     Redding's funeral, held in the Macon City Auditorium, was a virtual Who's Who of the soul world. The Soul Clan- Solomon Burke, Wilson Pickett, Joe Tex, and Don Covay- were there; so were James Brown, Sam and Dave, Percy Sledge, Rufus and Carla Thomas, Aretha Franklin, Stevie Wonder, Fats Domino, and Little Richard. Jerry Wexler delivered the eulogy; Johnnie Taylor and Joe Simon were pallbearers. Booker T. Jones played the organ while Johnnie Taylor sang "I'll be Standing By." A motorcade left the auditorium headed for Redding's ranch, and screaming teenagers flung themselves onto limousines carrying stars. "It seemed to be a macabre holiday," said "Soul" magazine, "in the city of Macon when Otis was laid to rest."
     Redding's death shook his colleagues, his fans, and Stax.

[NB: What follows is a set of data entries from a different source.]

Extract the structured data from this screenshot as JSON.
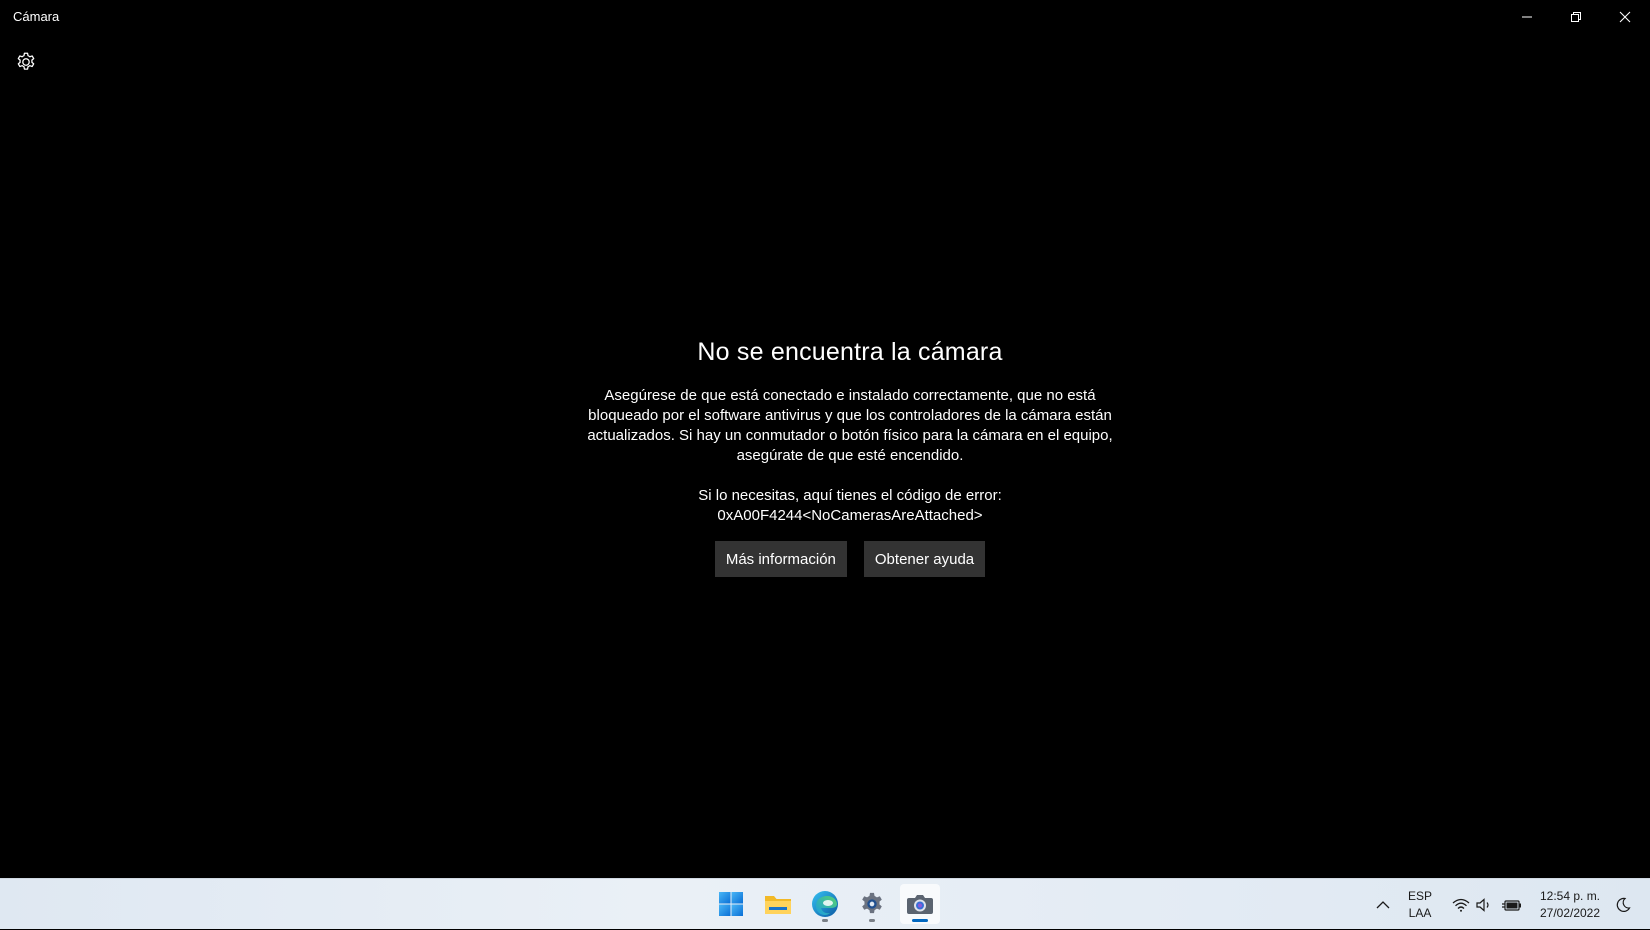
{
  "window": {
    "title": "Cámara"
  },
  "error": {
    "title": "No se encuentra la cámara",
    "message": "Asegúrese de que está conectado e instalado correctamente, que no está bloqueado por el software antivirus y que los controladores de la cámara están actualizados. Si hay un conmutador o botón físico para la cámara en el equipo, asegúrate de que esté encendido.",
    "code_label": "Si lo necesitas, aquí tienes el código de error:",
    "code": "0xA00F4244<NoCamerasAreAttached>",
    "buttons": {
      "more_info": "Más información",
      "get_help": "Obtener ayuda"
    }
  },
  "taskbar": {
    "apps": [
      {
        "name": "start",
        "icon": "windows-logo-icon"
      },
      {
        "name": "file-explorer",
        "icon": "folder-icon"
      },
      {
        "name": "edge",
        "icon": "edge-icon"
      },
      {
        "name": "settings",
        "icon": "gear-icon"
      },
      {
        "name": "camera",
        "icon": "camera-icon"
      }
    ],
    "tray": {
      "language_primary": "ESP",
      "language_secondary": "LAA",
      "time": "12:54 p. m.",
      "date": "27/02/2022"
    }
  },
  "colors": {
    "background": "#000000",
    "button_bg": "#333333",
    "taskbar_accent": "#0067c0"
  }
}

Steve Cropper said, "Otis had been the King of Soul, the King of Stax, the King of Everything that evolved around us." William Bell sang in his song "A Tribute to a King," "Otis, Otis Redding was his name/ Without his soulful singing this old world won't be the same."
     After his death, several of Redding's recordings reworked by Steve Cropper were released by Stax, including the "Dock of the Bay" album and "History of Otis Redding," which included the song "I've Got Dreams to Remember," written with his wife, Zelma. "(Sittin' On) The Dock of the Bay" was number one on the R&B charts, won a Grammy for Best Song of the Year and gave him a Grammy for Best R&B Performance and his only Gold Record.

Site created by Kristina Jackson, 2001: krisjack@ufl.edu
Source Information